Continuing to wonder why a book dedicated to explicating the inner,
heart-based mitzvot hadn't been written before he set out to write “The
Duties of the Heart”, Ibn Pakudah thought that it was because there really
weren't many heart-based mitzvot.
But he discovered that while there’s a finite number of physical mitzvot
(613, in fact), there’s a near infinite number of heart-based ones, when you
consider how capable they are of coloring and infusing nearly *everything* we
He then wondered if perhaps everyone was already *so* aware of and so
committed to fulfilling these mitzvot that it was simply unnecessary to lay
them out in book form.
But to his dismay he knew (just as most of us know, and only too well) that
the great preponderance of people simply don't strive for spiritual
excellence. And that when they *do* do the sorts of things that benefit us
all, they often do it for self-serving ends--perhaps to appear intelligent,
caring, or pious to others, etc.

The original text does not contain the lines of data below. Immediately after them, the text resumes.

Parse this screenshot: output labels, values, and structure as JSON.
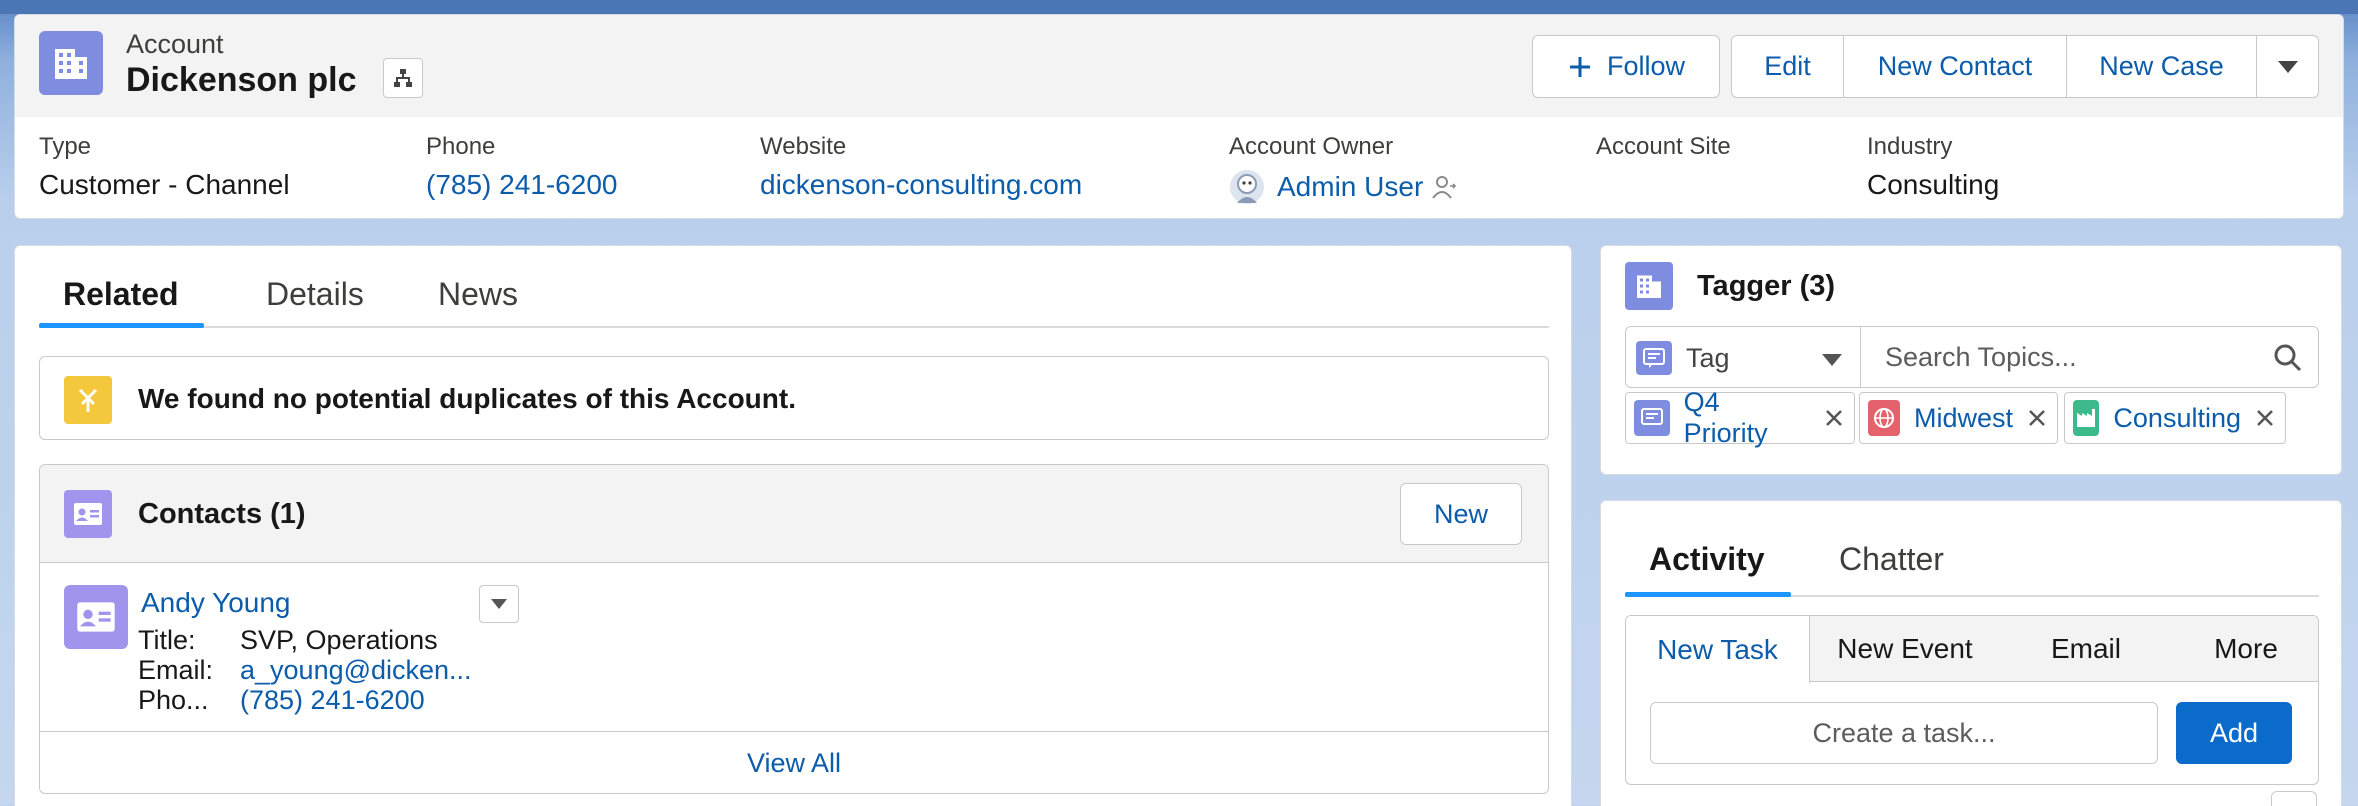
{
  "header": {
    "object_label": "Account",
    "record_name": "Dickenson plc",
    "actions": {
      "follow": "Follow",
      "edit": "Edit",
      "new_contact": "New Contact",
      "new_case": "New Case"
    },
    "fields": {
      "type": {
        "label": "Type",
        "value": "Customer - Channel"
      },
      "phone": {
        "label": "Phone",
        "value": "(785) 241-6200"
      },
      "website": {
        "label": "Website",
        "value": "dickenson-consulting.com"
      },
      "owner": {
        "label": "Account Owner",
        "value": "Admin User"
      },
      "site": {
        "label": "Account Site",
        "value": ""
      },
      "industry": {
        "label": "Industry",
        "value": "Consulting"
      }
    }
  },
  "main": {
    "tabs": {
      "related": "Related",
      "details": "Details",
      "news": "News"
    },
    "duplicates_message": "We found no potential duplicates of this Account.",
    "contacts": {
      "title": "Contacts (1)",
      "new_label": "New",
      "view_all": "View All",
      "items": [
        {
          "name": "Andy Young",
          "title_label": "Title:",
          "title": "SVP, Operations",
          "email_label": "Email:",
          "email": "a_young@dicken...",
          "phone_label": "Pho...",
          "phone": "(785) 241-6200"
        }
      ]
    }
  },
  "tagger": {
    "title": "Tagger (3)",
    "select_value": "Tag",
    "search_placeholder": "Search Topics...",
    "tags": [
      {
        "label": "Q4 Priority",
        "color": "#7f8de1"
      },
      {
        "label": "Midwest",
        "color": "#e4626b"
      },
      {
        "label": "Consulting",
        "color": "#3dba8c"
      }
    ]
  },
  "activity": {
    "tabs": {
      "activity": "Activity",
      "chatter": "Chatter"
    },
    "publisher_tabs": {
      "new_task": "New Task",
      "new_event": "New Event",
      "email": "Email",
      "more": "More"
    },
    "task_placeholder": "Create a task...",
    "add_label": "Add"
  },
  "colors": {
    "link": "#0b5cab",
    "brand_button": "#0b6bcb",
    "tab_indicator": "#1b96ff",
    "account_icon": "#7f8de1",
    "contact_icon": "#a094ed",
    "duplicate_icon": "#f4c83c"
  }
}
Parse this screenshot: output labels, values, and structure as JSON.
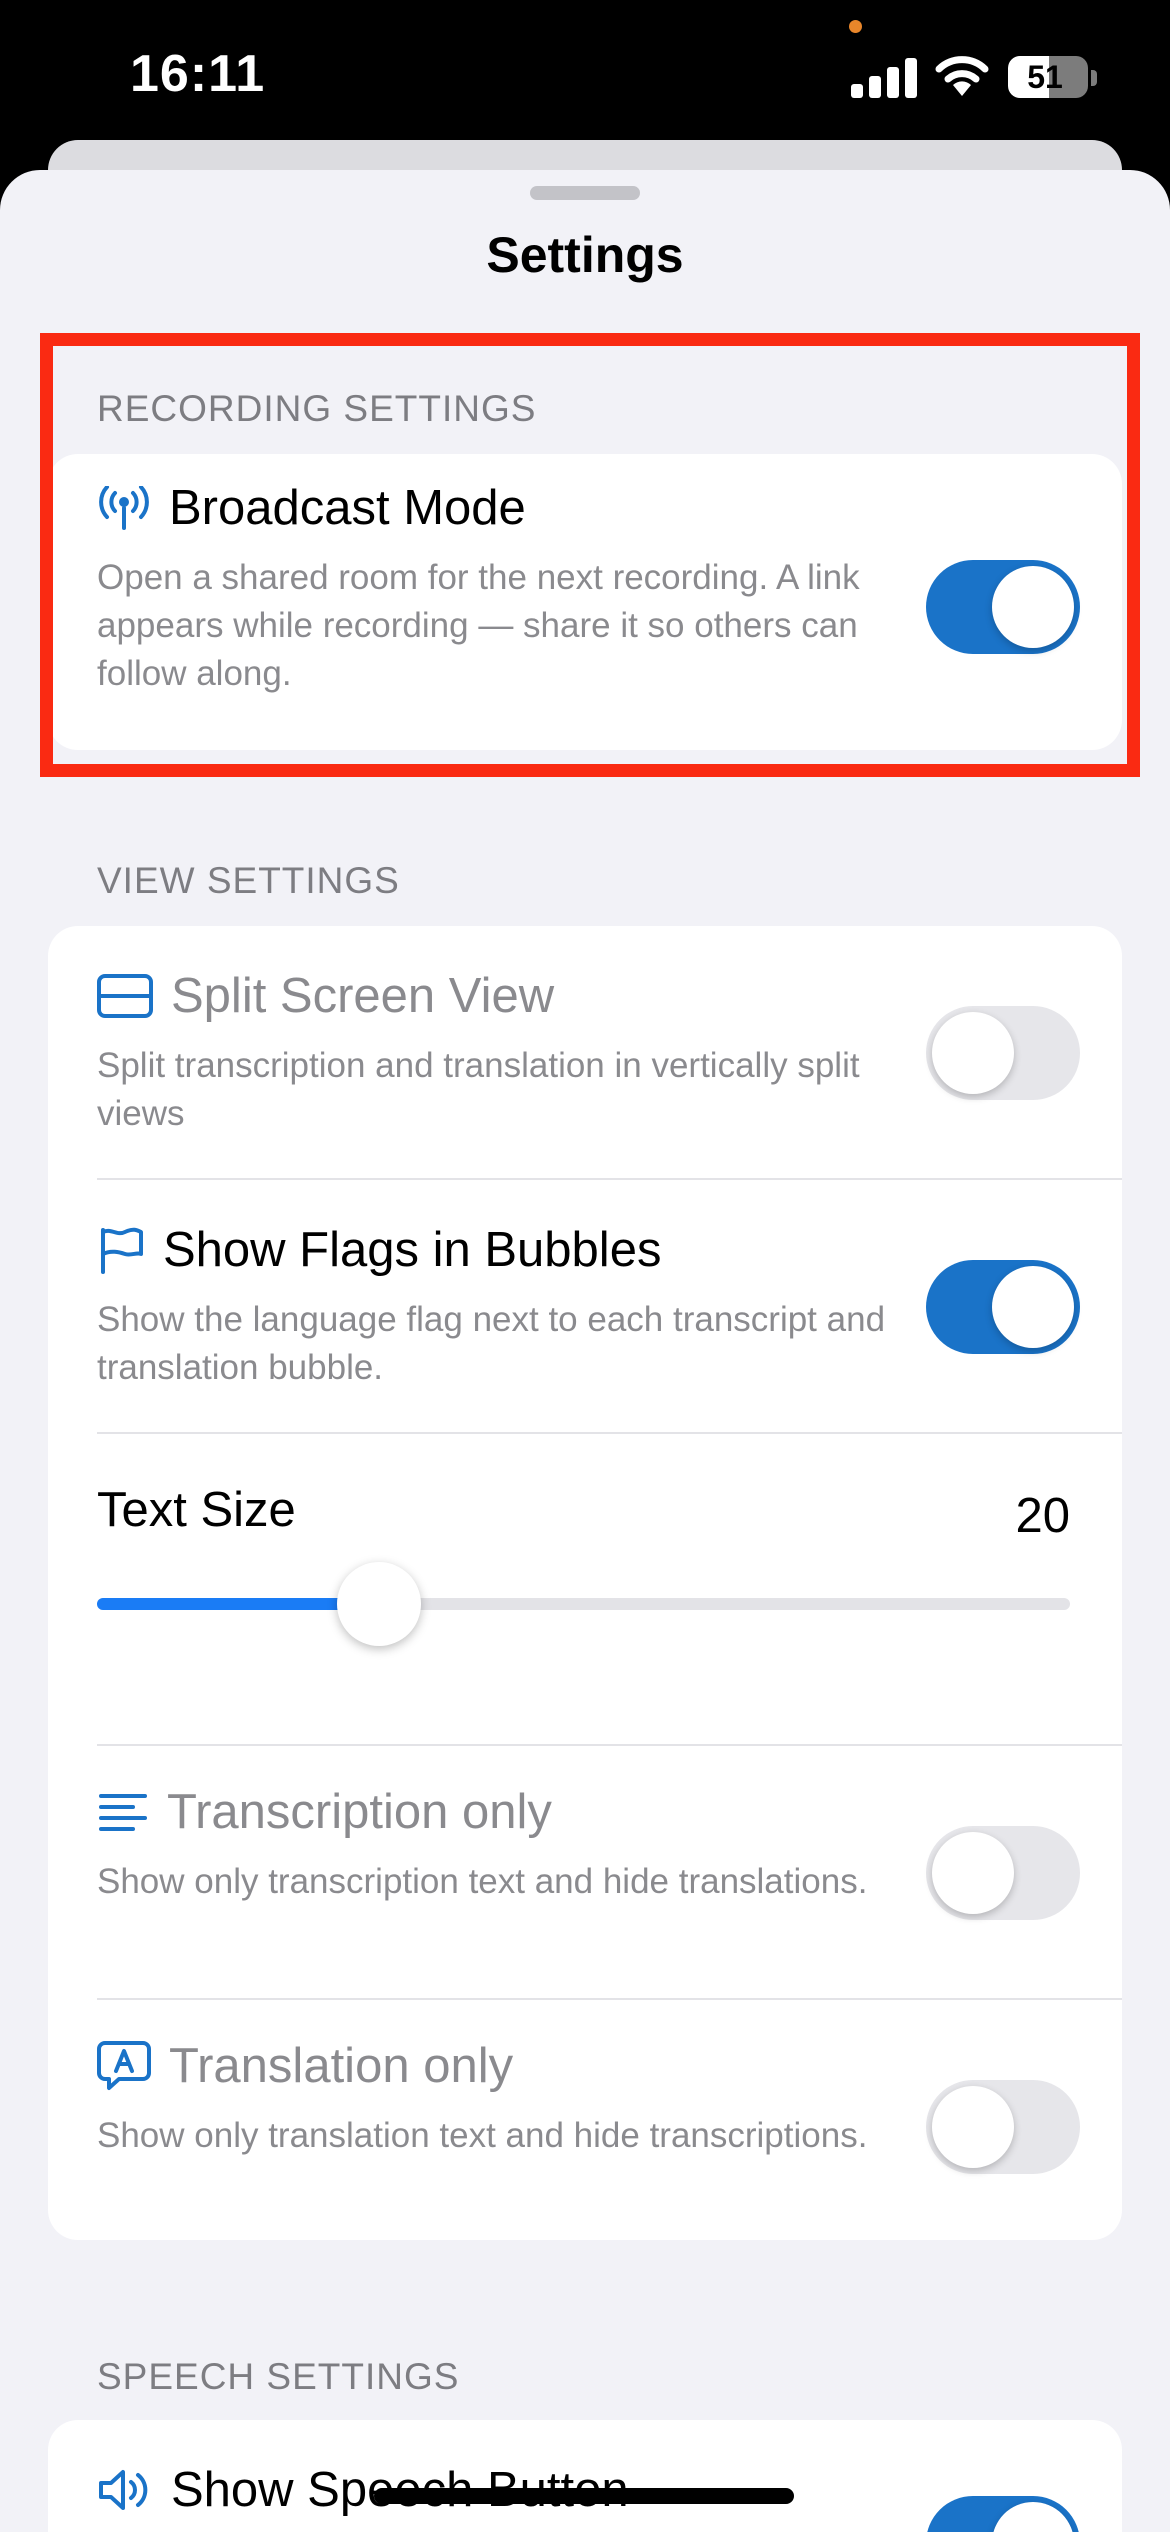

Such individuals not only do the right thing for the wrong reasons, they also
bypass the need to concentrate on certain fundamentals of the faith we'll be
touching on later.
And they include: faith in G-d's Oneness; whether we’re supposed to delve
into the import and implications of it on our own, or whether it’s enough to
depend upon the tradition for that; and whether we’re supposed to say "G-d is
One" the way most people do, without really knowing what they’re saying, or
whether we’re to research the matter on our own.
Many sages, though, have dedicated the requisite time and energy needed to
dwell on these points, as well as other duties of the heart. In fact, the
story’s told of a certain sage who would only associate with others until
midday, when he’d seclude himself and say, "Bring on the hidden light!",
referring to the duties of the heart.
And it’s them that we should emulate.
Subscribe to Spiritual Excellence and receive the class via e-mail.